How to Water Newly Planted Fruit Trees


In cold climates, fruit trees should be planted in early spring. In warmer climates, fall is the best time to plant fruit trees. Of equal importance as the timing is the amount and method of watering your fruit tree should get. Deep watering is crucial for the proper establishment of the sometimes fragile fruit tree. At the same time, waterlogged soil is dangerous to the roots of fruit trees and can cause root rot. Plant your fruit tree in well-drained soil and water it properly to give it the best start in life.

Step 1

Place a layer of mulch around your newly planted tree before you water it. This will help the soil retain moisture without contributing to standing water.

Step 2

Water at the base of the tree. Try not to wet the leaves, as this can lead to the development of mold and mildew. Water in the morning so that the rising sun can evaporate any standing water that does develop.

Step 3

Water immediately after planting. Place a pan under the tree and measure the water level as you add water to the ground. Once the level has reached 2 to 3 inches, stop watering. Stop at 2 inches if the water is pooling on the ground. Deep watering ensures that the water will reach the bottom of the tree's roots.

Step 4

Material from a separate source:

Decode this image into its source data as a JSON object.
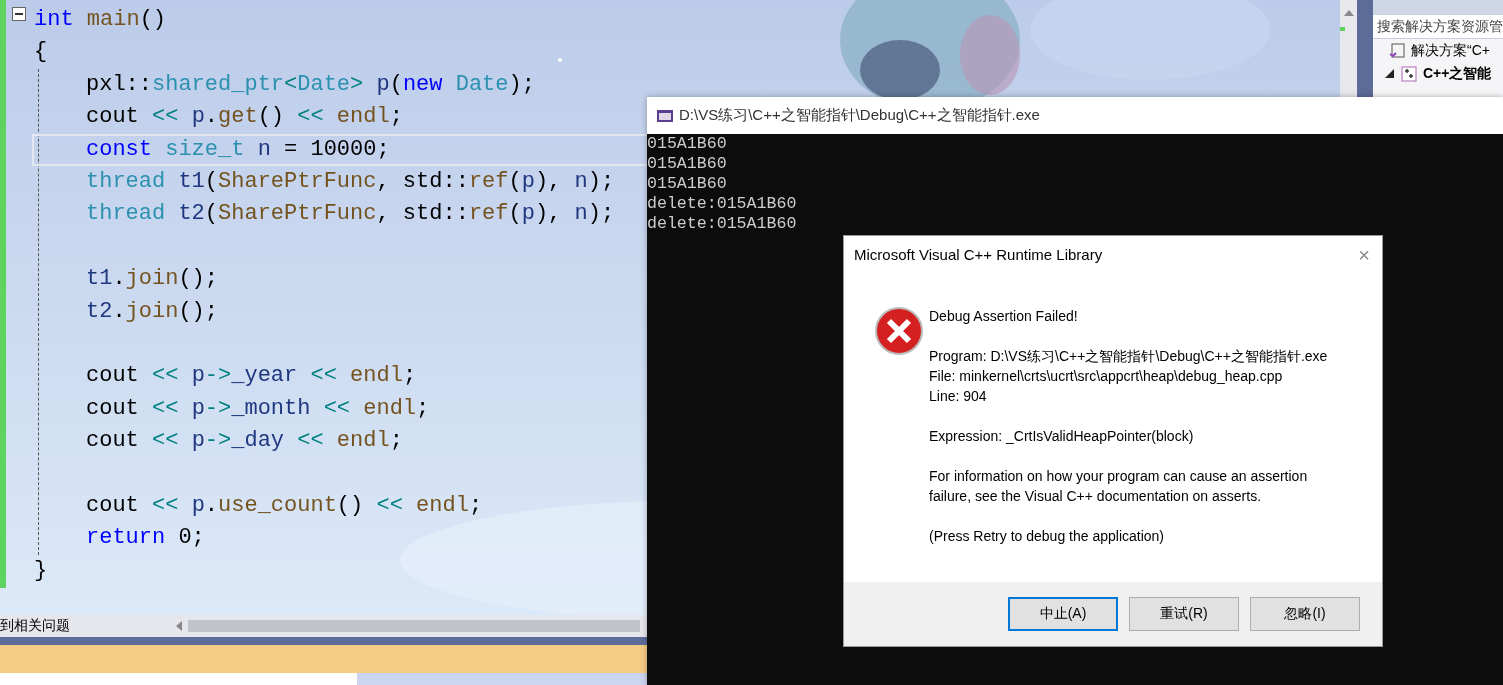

Watch the weather. If it rains, you should only have to water your newly planted fruit tree once every two weeks during its first growing season. If the weather is sunny and hot, however, you will need to water once a week. Give your tree 5 gallons of water in one watering every week that there is less than an inch of rain during the tree's first growing season.

Things You'll Need

  • Mulch
  • Watering tools


  • University of Maine: Planting and Early Care of Fruit Trees
  • University of Saskatchewan: Fall Care of Fruit Trees

Who Can Help

  • Michigan State University: Irrigation Table for Fruit Trees
Keywords: newly planted, water, fruit tree

About this Author

April Sanders has been a writer and educator for 11 years. She is a published curriculum writer and has provided academic content for several subscription databases. Sanders holds a Bachelor of Arts degree in social psychology and a Master's degree in information sciences and technology.